» **EXERCISE DIRECTIONS**
Scan the entries that follow and work out how many lines contain "マイルストーン". Give the number and nothing else.
-------- SUPPLIED MATERIAL --------
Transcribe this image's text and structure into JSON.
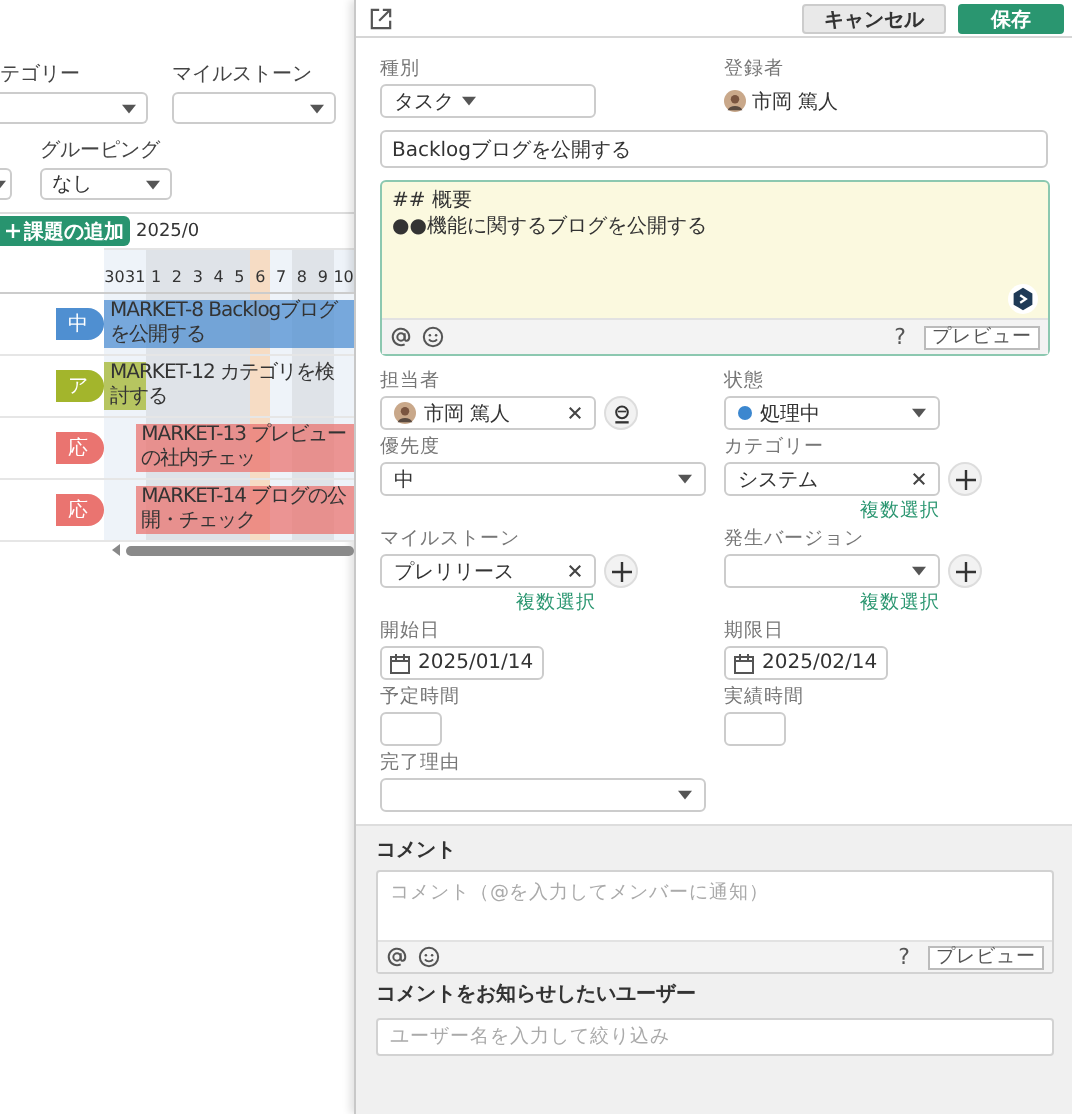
{
  "filters": {
    "category_label": "テゴリー",
    "milestone_label": "マイルストーン",
    "grouping_label": "グルーピング",
    "grouping_value": "なし"
  },
  "gantt": {
    "add_button": "課題の追加",
    "month": "2025/0",
    "days": [
      {
        "label": "30",
        "kind": "day"
      },
      {
        "label": "31",
        "kind": "day"
      },
      {
        "label": "1",
        "kind": "holiday"
      },
      {
        "label": "2",
        "kind": "holiday"
      },
      {
        "label": "3",
        "kind": "holiday"
      },
      {
        "label": "4",
        "kind": "holiday"
      },
      {
        "label": "5",
        "kind": "holiday"
      },
      {
        "label": "6",
        "kind": "today"
      },
      {
        "label": "7",
        "kind": "day"
      },
      {
        "label": "8",
        "kind": "holiday"
      },
      {
        "label": "9",
        "kind": "holiday"
      },
      {
        "label": "10",
        "kind": "day"
      }
    ],
    "rows": [
      {
        "status": "中",
        "color": "#4f8fd1",
        "kind": "span",
        "title": "MARKET-8  Backlogブログを公開する"
      },
      {
        "status": "ア",
        "color": "#a3b52c",
        "kind": "short",
        "title": "MARKET-12  カテゴリを検討する"
      },
      {
        "status": "応",
        "color": "#ea7470",
        "kind": "offset",
        "title": "MARKET-13  プレビューの社内チェッ"
      },
      {
        "status": "応",
        "color": "#ea7470",
        "kind": "offset",
        "title": "MARKET-14  ブログの公開・チェック"
      }
    ]
  },
  "editor": {
    "cancel": "キャンセル",
    "save": "保存",
    "type": {
      "label": "種別",
      "value": "タスク"
    },
    "registrant": {
      "label": "登録者",
      "name": "市岡 篤人"
    },
    "title": "Backlogブログを公開する",
    "description": {
      "lines": [
        "## 概要",
        "●●機能に関するブログを公開する"
      ],
      "help": "?",
      "preview": "プレビュー"
    },
    "fields": [
      {
        "kind": "user",
        "label": "担当者",
        "value": "市岡 篤人",
        "clearable": true,
        "assign_button": true
      },
      {
        "kind": "status",
        "label": "状態",
        "value": "処理中",
        "color": "#3c87cf"
      },
      {
        "kind": "select",
        "label": "優先度",
        "value": "中"
      },
      {
        "kind": "tag-select",
        "label": "カテゴリー",
        "value": "システム",
        "clearable": true,
        "add_button": true,
        "multi_select": "複数選択"
      },
      {
        "kind": "tag-select",
        "label": "マイルストーン",
        "value": "プレリリース",
        "clearable": true,
        "add_button": true,
        "multi_select": "複数選択"
      },
      {
        "kind": "tag-select",
        "label": "発生バージョン",
        "clearable": false,
        "add_button": true,
        "multi_select": "複数選択"
      },
      {
        "kind": "date",
        "label": "開始日",
        "value": "2025/01/14"
      },
      {
        "kind": "date",
        "label": "期限日",
        "value": "2025/02/14"
      },
      {
        "kind": "number",
        "label": "予定時間"
      },
      {
        "kind": "number",
        "label": "実績時間"
      },
      {
        "kind": "select",
        "label": "完了理由"
      }
    ]
  },
  "comment": {
    "title": "コメント",
    "placeholder": "コメント（@を入力してメンバーに通知）",
    "help": "?",
    "preview": "プレビュー",
    "notify_title": "コメントをお知らせしたいユーザー",
    "notify_placeholder": "ユーザー名を入力して絞り込み"
  }
}
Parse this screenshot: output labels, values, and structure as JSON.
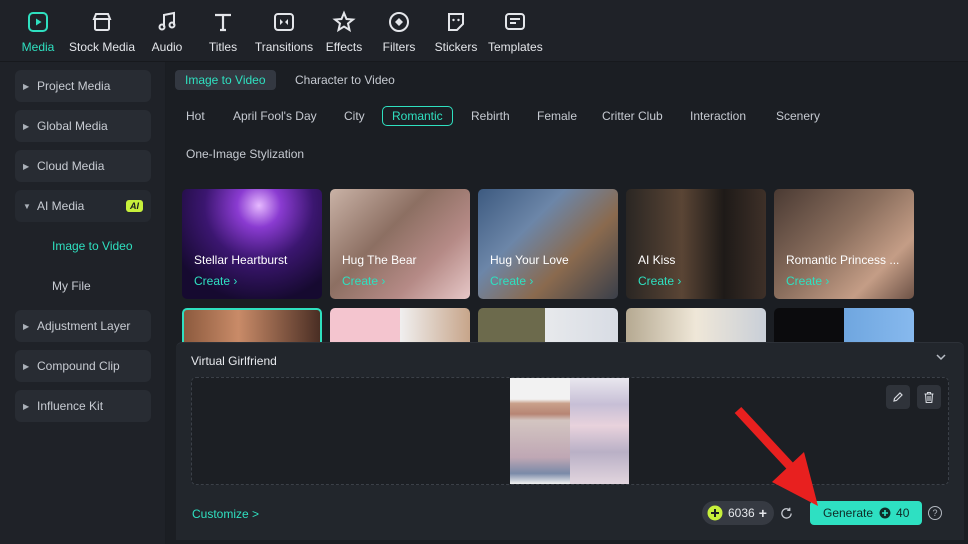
{
  "toolbar": {
    "items": [
      {
        "label": "Media",
        "icon": "media-icon"
      },
      {
        "label": "Stock Media",
        "icon": "stock-media-icon"
      },
      {
        "label": "Audio",
        "icon": "audio-icon"
      },
      {
        "label": "Titles",
        "icon": "titles-icon"
      },
      {
        "label": "Transitions",
        "icon": "transitions-icon"
      },
      {
        "label": "Effects",
        "icon": "effects-icon"
      },
      {
        "label": "Filters",
        "icon": "filters-icon"
      },
      {
        "label": "Stickers",
        "icon": "stickers-icon"
      },
      {
        "label": "Templates",
        "icon": "templates-icon"
      }
    ]
  },
  "sidebar": {
    "items": [
      {
        "label": "Project Media"
      },
      {
        "label": "Global Media"
      },
      {
        "label": "Cloud Media"
      },
      {
        "label": "AI Media",
        "badge": "AI"
      },
      {
        "label": "Adjustment Layer"
      },
      {
        "label": "Compound Clip"
      },
      {
        "label": "Influence Kit"
      }
    ],
    "subitems": [
      {
        "label": "Image to Video"
      },
      {
        "label": "My File"
      }
    ]
  },
  "tabs": [
    {
      "label": "Image to Video"
    },
    {
      "label": "Character to Video"
    }
  ],
  "categories": [
    {
      "label": "Hot"
    },
    {
      "label": "April Fool's Day"
    },
    {
      "label": "City"
    },
    {
      "label": "Romantic"
    },
    {
      "label": "Rebirth"
    },
    {
      "label": "Female"
    },
    {
      "label": "Critter Club"
    },
    {
      "label": "Interaction"
    },
    {
      "label": "Scenery"
    },
    {
      "label": "One-Image Stylization"
    }
  ],
  "cards": [
    {
      "title": "Stellar Heartburst",
      "action": "Create"
    },
    {
      "title": "Hug The Bear",
      "action": "Create"
    },
    {
      "title": "Hug Your Love",
      "action": "Create"
    },
    {
      "title": "AI Kiss",
      "action": "Create"
    },
    {
      "title": "Romantic Princess ...",
      "action": "Create"
    }
  ],
  "panel": {
    "title": "Virtual Girlfriend",
    "customize": "Customize >",
    "credits": "6036",
    "generate": "Generate",
    "cost": "40"
  },
  "colors": {
    "accent": "#2fe0c0",
    "arrow": "#e8201f",
    "badge": "#c7f03b"
  }
}
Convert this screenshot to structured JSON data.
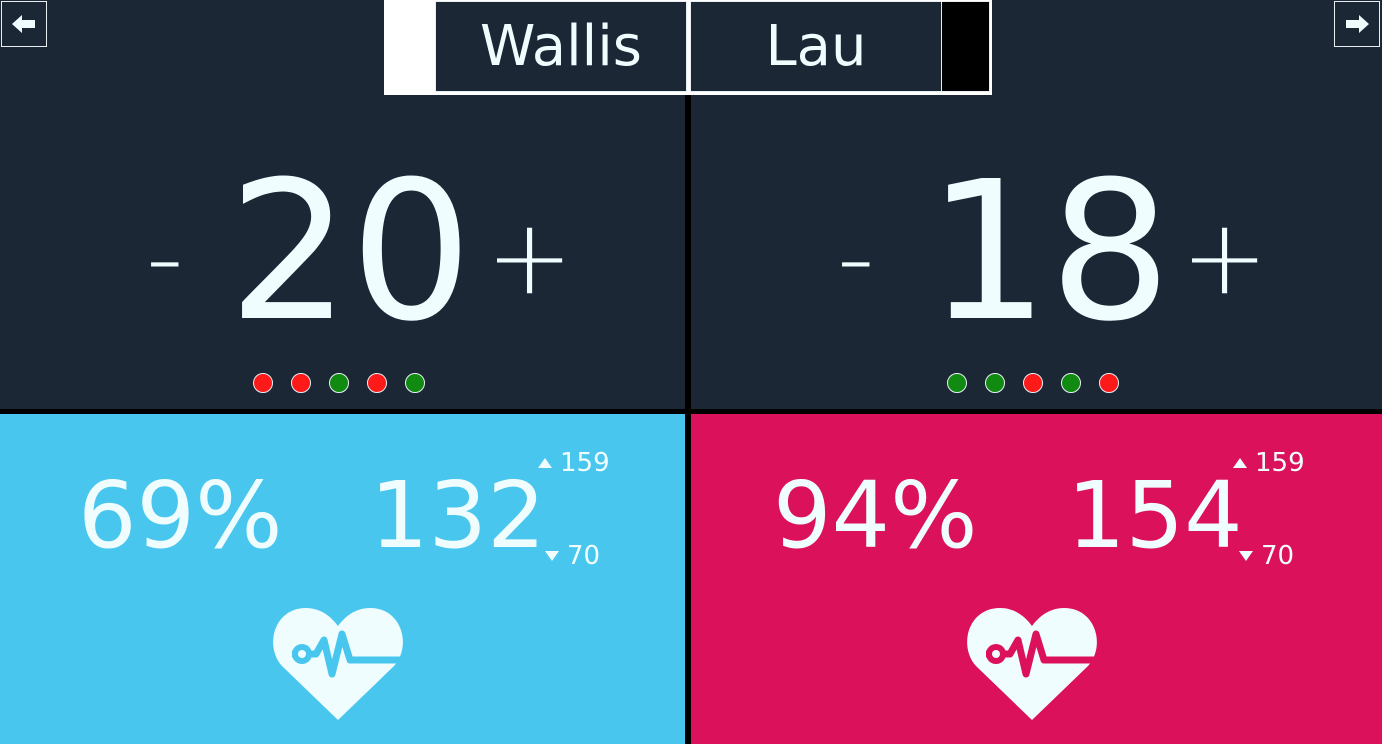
{
  "nav": {
    "prev_icon": "arrow-left-icon",
    "next_icon": "arrow-right-icon"
  },
  "players": [
    {
      "name": "Wallis",
      "score": "20",
      "minus_label": "-",
      "plus_label": "+",
      "dots": [
        "#ff1a1a",
        "#ff1a1a",
        "#118a11",
        "#ff1a1a",
        "#118a11"
      ],
      "vitals": {
        "percent": "69%",
        "heart_rate": "132",
        "max": "159",
        "min": "70",
        "color": "#48c6ee"
      }
    },
    {
      "name": "Lau",
      "score": "18",
      "minus_label": "-",
      "plus_label": "+",
      "dots": [
        "#118a11",
        "#118a11",
        "#ff1a1a",
        "#118a11",
        "#ff1a1a"
      ],
      "vitals": {
        "percent": "94%",
        "heart_rate": "154",
        "max": "159",
        "min": "70",
        "color": "#dc115b"
      }
    }
  ],
  "colors": {
    "panel_dark": "#1b2735",
    "text": "#f0fdff",
    "green": "#118a11",
    "red": "#ff1a1a"
  }
}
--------
» **ANSWER AREA**
2